5 Mindful Tips for Navigating Holiday Stress – https://www.mindful.org/5-mindful-tips-navigating-holiday-stress/

It’s icing on the cake…and calories

Smaller portions equate to fewer calories. But what sized portions are you serving? If you’re like most people, your portions may be determined by images on food packaging, not by nutrition labels. Most individuals who consider calories while serving food do not take into account added ingredients. Packages may display multiple ingredients, like frosting and the enclosed cake, but often frosting and other added ingredients are not mentioned in the nutrition facts. This means that the nutrition facts denoting 200 calories in a slice of cake fail to mention the additional 200 calories of icing covering the slice. When people understand that nutrition labels do not include added ingredients, they eat smaller portions to account for the increase in calories. Next time you’re buying cake mix you might want to consider what frosting adds outside of taste. It could help you cut a smaller piece.

Brand, J., Wansink, B., & Cohen, A. (2016). Frosting on the cake: pictures on food packaging bias serving size.

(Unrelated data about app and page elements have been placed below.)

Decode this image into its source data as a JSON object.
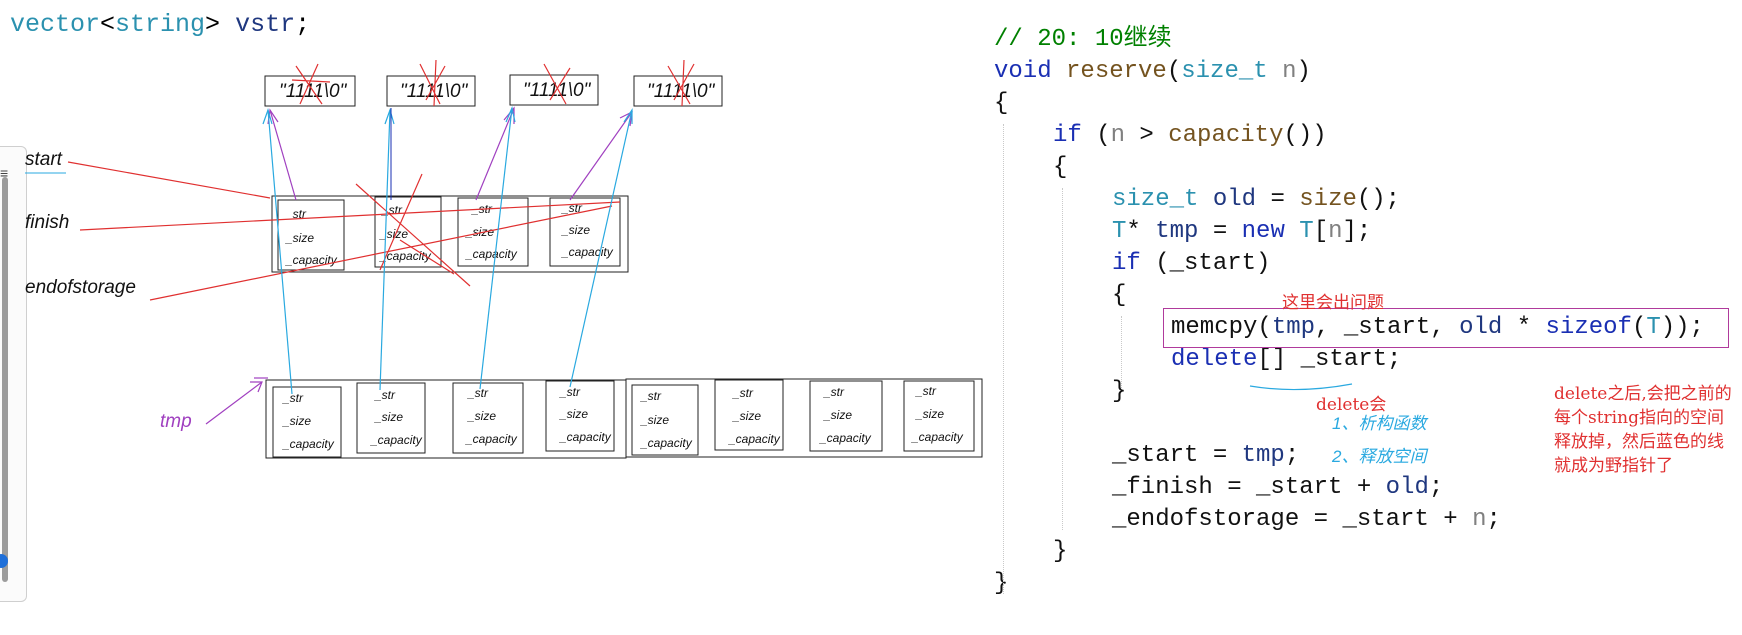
{
  "title": {
    "type": "vector",
    "lt": "<",
    "param": "string",
    "gt": "> ",
    "var": "vstr",
    "semi": ";"
  },
  "labels": {
    "start": "start",
    "finish": "finish",
    "endofstorage": "endofstorage",
    "tmp": "tmp"
  },
  "string_literal": "\"1111\\0\"",
  "cell_fields": [
    "_str",
    "_size",
    "_capacity"
  ],
  "code": {
    "comment": "// 20: 10继续",
    "l1_void": "void",
    "l1_name": "reserve",
    "l1_open": "(",
    "l1_type": "size_t",
    "l1_param": "n",
    "l1_close": ")",
    "brace_open": "{",
    "brace_close": "}",
    "if1_kw": "if",
    "if1_a": " (",
    "if1_n": "n",
    "if1_b": " > ",
    "if1_fn": "capacity",
    "if1_c": "())",
    "old_type": "size_t",
    "old_a": " ",
    "old_var": "old",
    "old_b": " = ",
    "old_fn": "size",
    "old_c": "();",
    "tmp_T": "T",
    "tmp_a": "* ",
    "tmp_var": "tmp",
    "tmp_b": " = ",
    "tmp_new": "new",
    "tmp_c": " ",
    "tmp_T2": "T",
    "tmp_d": "[",
    "tmp_n": "n",
    "tmp_e": "];",
    "if2_kw": "if",
    "if2_a": " (_start)",
    "memcpy_fn": "memcpy",
    "memcpy_a": "(",
    "memcpy_tmp": "tmp",
    "memcpy_b": ", _start, ",
    "memcpy_old": "old",
    "memcpy_c": " * ",
    "memcpy_sizeof": "sizeof",
    "memcpy_d": "(",
    "memcpy_T": "T",
    "memcpy_e": "));",
    "delete_kw": "delete",
    "delete_a": "[] _start;",
    "as1_a": "_start = ",
    "as1_tmp": "tmp",
    "as1_b": ";",
    "as2_a": "_finish = _start + ",
    "as2_old": "old",
    "as2_b": ";",
    "as3_a": "_endofstorage = _start + ",
    "as3_n": "n",
    "as3_b": ";"
  },
  "annotations": {
    "here_problem": "这里会出问题",
    "delete_will": "delete会",
    "step1": "1、析构函数",
    "step2": "2、释放空间",
    "explain": "delete之后,会把之前的每个string指向的空间释放掉，然后蓝色的线就成为野指针了"
  },
  "colors": {
    "red_arrow": "#e03030",
    "blue_arrow": "#2aa9e0",
    "purple_arrow": "#a040c0",
    "keyword": "#1a2fb3",
    "type": "#2b91af",
    "function": "#74531f",
    "param": "#808080",
    "comment": "#008000",
    "highlight_box": "#b03a9c"
  }
}
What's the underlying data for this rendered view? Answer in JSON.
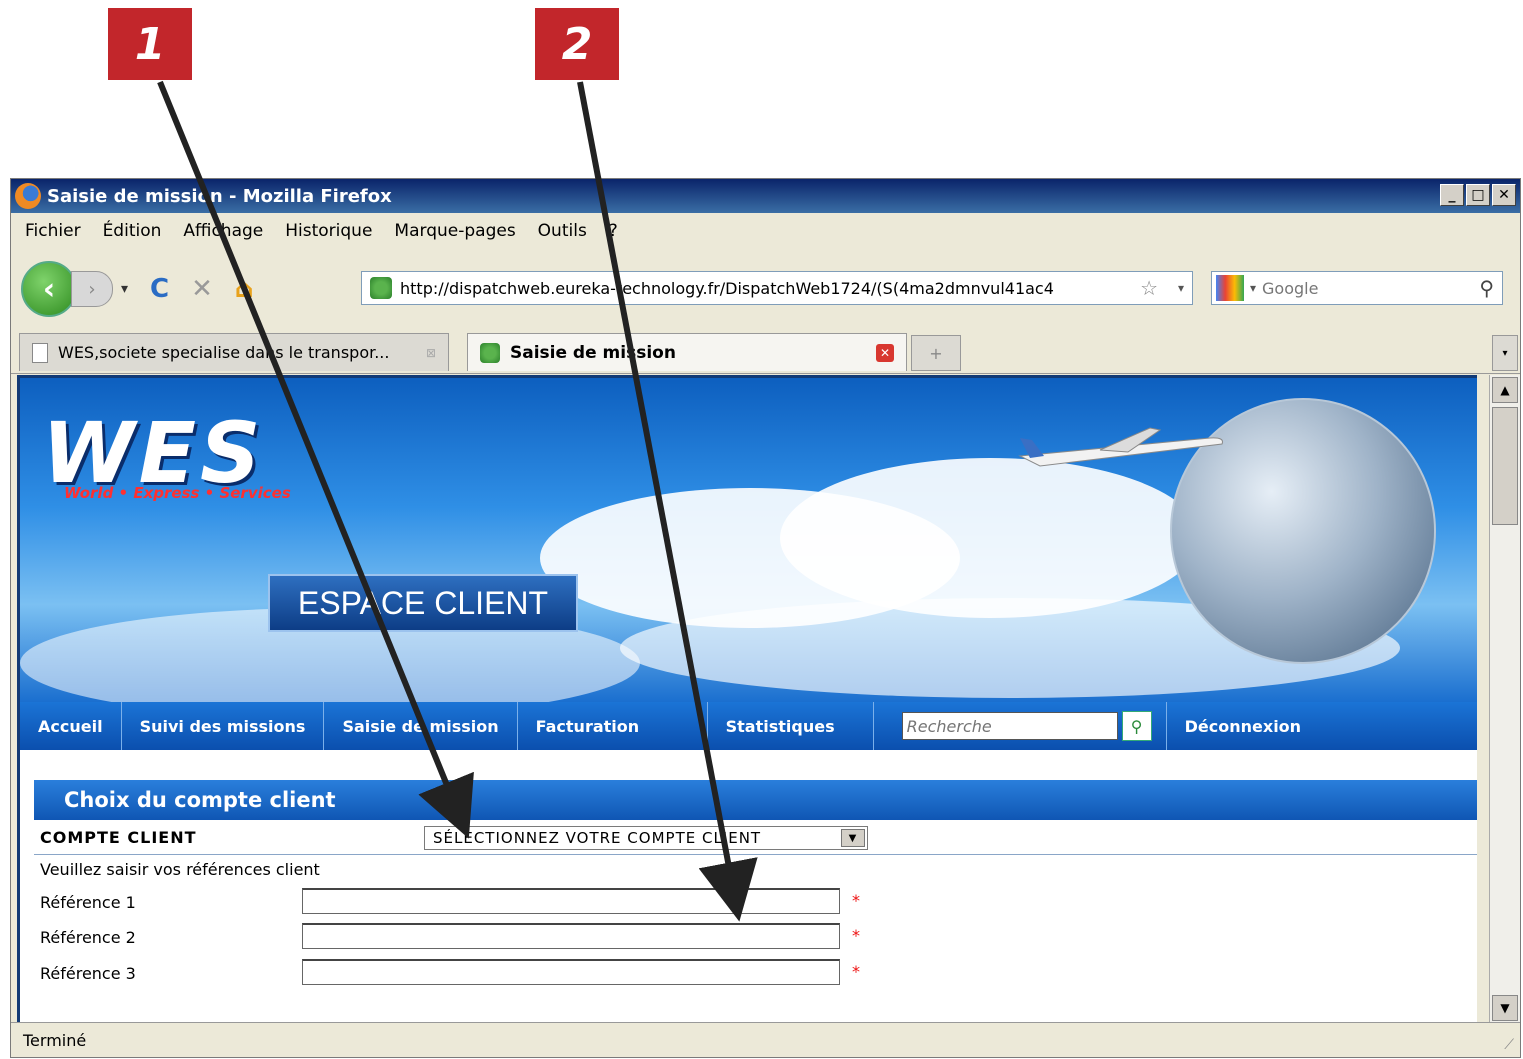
{
  "callouts": [
    "1",
    "2"
  ],
  "window": {
    "title": "Saisie de mission - Mozilla Firefox",
    "controls": {
      "minimize": "_",
      "maximize": "□",
      "close": "✕"
    }
  },
  "menu": [
    "Fichier",
    "Édition",
    "Affichage",
    "Historique",
    "Marque-pages",
    "Outils",
    "?"
  ],
  "navbar": {
    "url": "http://dispatchweb.eureka-technology.fr/DispatchWeb1724/(S(4ma2dmnvul41ac4",
    "search_placeholder": "Google"
  },
  "tabs": [
    {
      "label": "WES,societe specialise dans le transpor...",
      "active": false
    },
    {
      "label": "Saisie de mission",
      "active": true
    }
  ],
  "site": {
    "logo": "WES",
    "tagline": "World • Express • Services",
    "espace": "ESPACE CLIENT",
    "nav": [
      "Accueil",
      "Suivi des missions",
      "Saisie de mission",
      "Facturation",
      "Statistiques"
    ],
    "nav_search_placeholder": "Recherche",
    "logout": "Déconnexion"
  },
  "form": {
    "section_title": "Choix du compte client",
    "compte_label": "COMPTE CLIENT",
    "compte_select_value": "SÉLECTIONNEZ VOTRE COMPTE CLIENT",
    "instruction": "Veuillez saisir vos références client",
    "references": [
      {
        "label": "Référence 1",
        "value": "",
        "required": "*"
      },
      {
        "label": "Référence 2",
        "value": "",
        "required": "*"
      },
      {
        "label": "Référence 3",
        "value": "",
        "required": "*"
      }
    ]
  },
  "status": "Terminé",
  "colors": {
    "callout": "#c2262b",
    "titlebar": "#0a246a",
    "nav": "#0b4fae",
    "required": "#e11111"
  }
}
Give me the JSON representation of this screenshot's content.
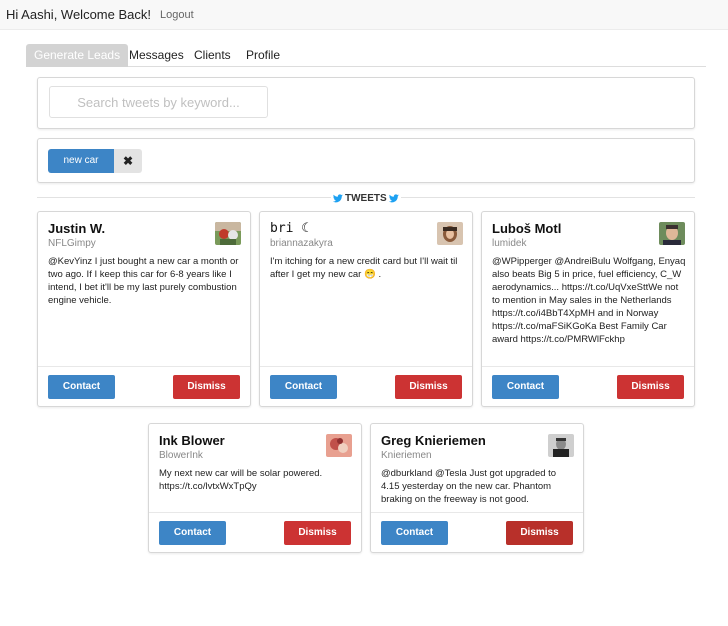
{
  "header": {
    "greeting": "Hi Aashi, Welcome Back!",
    "logout": "Logout"
  },
  "tabs": [
    {
      "label": "Generate Leads",
      "active": true
    },
    {
      "label": "Messages",
      "active": false
    },
    {
      "label": "Clients",
      "active": false
    },
    {
      "label": "Profile",
      "active": false
    }
  ],
  "search": {
    "placeholder": "Search tweets by keyword...",
    "value": ""
  },
  "tags": [
    {
      "label": "new car",
      "remove_icon": "close-icon"
    }
  ],
  "section_title": "TWEETS",
  "buttons": {
    "contact": "Contact",
    "dismiss": "Dismiss"
  },
  "tweets": [
    {
      "name": "Justin W.",
      "handle": "NFLGimpy",
      "text": "@KevYinz I just bought a new car a month or two ago. If I keep this car for 6-8 years like I intend, I bet it'll be my last purely combustion engine vehicle."
    },
    {
      "name": "bri ☾",
      "handle": "briannazakyra",
      "text": "I'm itching for a new credit card but I'll wait til after I get my new car 😁 ."
    },
    {
      "name": "Luboš Motl",
      "handle": "lumidek",
      "text": "@WPipperger @AndreiBulu Wolfgang, Enyaq also beats Big 5 in price, fuel efficiency, C_W aerodynamics... https://t.co/UqVxeSttWe not to mention in May sales in the Netherlands https://t.co/i4BbT4XpMH and in Norway https://t.co/maFSiKGoKa Best Family Car award https://t.co/PMRWlFckhp"
    },
    {
      "name": "Ink Blower",
      "handle": "BlowerInk",
      "text": "My next new car will be solar powered. https://t.co/lvtxWxTpQy"
    },
    {
      "name": "Greg Knieriemen",
      "handle": "Knieriemen",
      "text": "@dburkland @Tesla Just got upgraded to 4.15 yesterday on the new car. Phantom braking on the freeway is not good."
    }
  ],
  "colors": {
    "primary": "#3d85c6",
    "danger": "#cc3333",
    "tab_active_bg": "#d3d3d3",
    "twitter": "#1da1f2"
  }
}
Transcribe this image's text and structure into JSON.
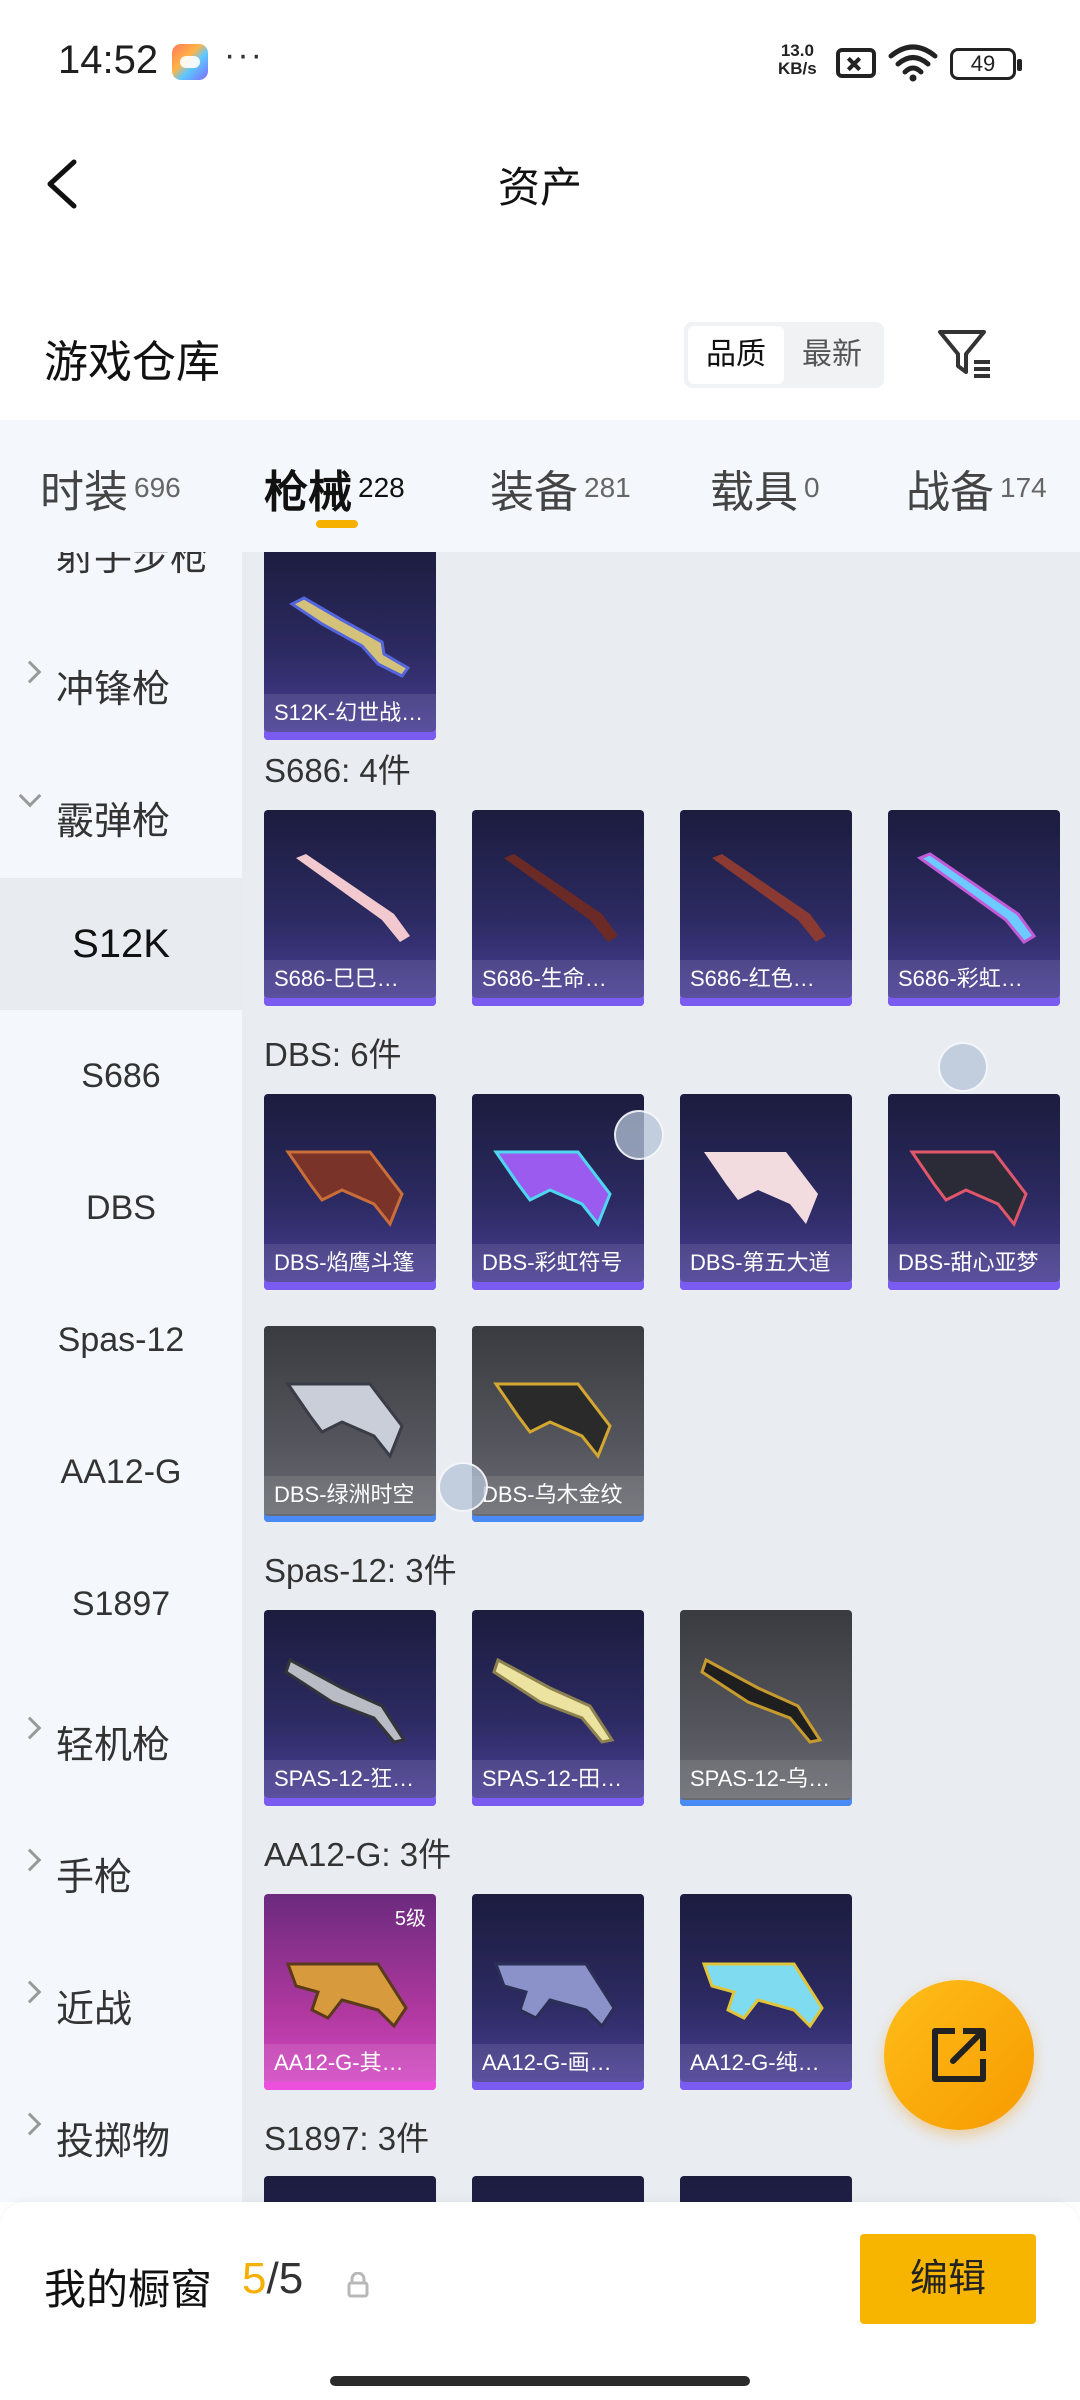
{
  "status": {
    "time": "14:52",
    "net_speed_value": "13.0",
    "net_speed_unit": "KB/s",
    "battery": "49"
  },
  "header": {
    "title": "资产"
  },
  "warehouse": {
    "title": "游戏仓库",
    "sort_options": [
      "品质",
      "最新"
    ],
    "sort_active": "品质"
  },
  "tabs": [
    {
      "label": "时装",
      "count": "696"
    },
    {
      "label": "枪械",
      "count": "228"
    },
    {
      "label": "装备",
      "count": "281"
    },
    {
      "label": "载具",
      "count": "0"
    },
    {
      "label": "战备",
      "count": "174"
    }
  ],
  "active_tab": "枪械",
  "sidebar": {
    "categories": {
      "rifle": "射手步枪",
      "smg": "冲锋枪",
      "shotgun": "霰弹枪",
      "lmg": "轻机枪",
      "pistol": "手枪",
      "melee": "近战",
      "throwable": "投掷物"
    },
    "shotgun_subs": [
      "S12K",
      "S686",
      "DBS",
      "Spas-12",
      "AA12-G",
      "S1897"
    ],
    "active_sub": "S12K"
  },
  "groups": {
    "s12k": {
      "items": [
        {
          "label": "S12K-幻世战…",
          "style": "purple"
        }
      ]
    },
    "s686": {
      "title": "S686: 4件",
      "items": [
        {
          "label": "S686-巳巳…",
          "style": "purple"
        },
        {
          "label": "S686-生命…",
          "style": "purple"
        },
        {
          "label": "S686-红色…",
          "style": "purple"
        },
        {
          "label": "S686-彩虹…",
          "style": "purple"
        }
      ]
    },
    "dbs": {
      "title": "DBS: 6件",
      "items": [
        {
          "label": "DBS-焰鹰斗篷",
          "style": "purple"
        },
        {
          "label": "DBS-彩虹符号",
          "style": "purple"
        },
        {
          "label": "DBS-第五大道",
          "style": "purple"
        },
        {
          "label": "DBS-甜心亚梦",
          "style": "purple"
        },
        {
          "label": "DBS-绿洲时空",
          "style": "gray"
        },
        {
          "label": "DBS-乌木金纹",
          "style": "gray"
        }
      ]
    },
    "spas12": {
      "title": "Spas-12: 3件",
      "items": [
        {
          "label": "SPAS-12-狂…",
          "style": "purple"
        },
        {
          "label": "SPAS-12-田…",
          "style": "purple"
        },
        {
          "label": "SPAS-12-乌…",
          "style": "gray"
        }
      ]
    },
    "aa12g": {
      "title": "AA12-G: 3件",
      "items": [
        {
          "label": "AA12-G-其…",
          "style": "pink",
          "badge": "5级"
        },
        {
          "label": "AA12-G-画…",
          "style": "purple"
        },
        {
          "label": "AA12-G-纯…",
          "style": "purple"
        }
      ]
    },
    "s1897": {
      "title": "S1897: 3件"
    }
  },
  "bottombar": {
    "showcase_label": "我的橱窗",
    "showcase_current": "5",
    "showcase_total": "/5",
    "edit_label": "编辑"
  },
  "colors": {
    "accent": "#f6b100",
    "card_purple": "#2c2a61",
    "card_gray": "#55565d",
    "card_pink": "#b0389f"
  },
  "icons": [
    "back-arrow-icon",
    "filter-icon",
    "lock-icon",
    "share-icon"
  ]
}
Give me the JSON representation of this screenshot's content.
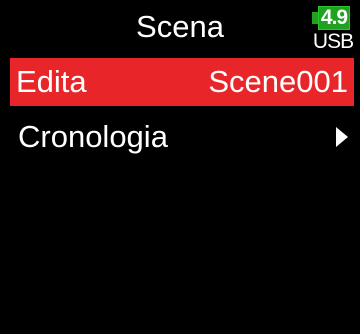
{
  "header": {
    "title": "Scena",
    "battery_level": "4.9",
    "power_source": "USB"
  },
  "menu": {
    "items": [
      {
        "label": "Edita",
        "value": "Scene001",
        "selected": true
      },
      {
        "label": "Cronologia",
        "icon": "chevron-right-icon",
        "selected": false
      }
    ]
  },
  "colors": {
    "background": "#000000",
    "selected_highlight": "#e8262a",
    "battery_fill": "#1fa21f",
    "text": "#ffffff"
  }
}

Public health nutrition, 19(12), 2128-2134.

A generation’s view on HIV

Last week, Josh wrote an informative post on World AID’s Day, in which he brings up a key point about how HIV is perceived, and how stigma and discrimination dissuade an at-risk population from getting testing and treated. This points to a real need to understand how the population understands HIV, and what their attitudes are towards it. Kaiser Family Foundation recently wrapped up a study that could be insightful in this area.

In an article published on Nov 30th, they write ” an entire generation has been born and grown up without ever knowing a time when HIV did not exist” but that “they may be the first to see it end”.  KFF conducted a survey in which they interviewed (online and by telephone, in English) 1,794 18-30 year olds between January 25th and February 16, 2017. Of note, they “oversampled” Black and Latino populations, as these groups are disproportionately affected by HIV.

Here are some key findings from their report:

  • young people of color are more personally concerned about HIV, know more people who have HIV, and  are more worried about getting HIV than are whites
  • most young adults are not super aware of advances in HIV prevention and treatment (13% of respondents knew about PrEP–a pill taken daily as a preventative measure against the disease) and only 10% believe modern treatment is “very effective” in preventing HIV
  • stigma is still real: most young people would be comfortable having a friend or colleague with HIV, but many/most are uncomfortable having a roommate with HIV, having their food prepared by someone with HIV, or having a sexual partner with HIV
  • misconceptions: 38-58% of respondents believe that HIV can be spread through plates, glasses, toilets, spitting, or kissing–none of these are true
  • 54% majority of respondents have never been tested for HIV and 63% have never talked to a health care provider about it

Their results are consistent with other findings that advances in HIV prevention and treatment have not been effectively communicated, at least not to young adults.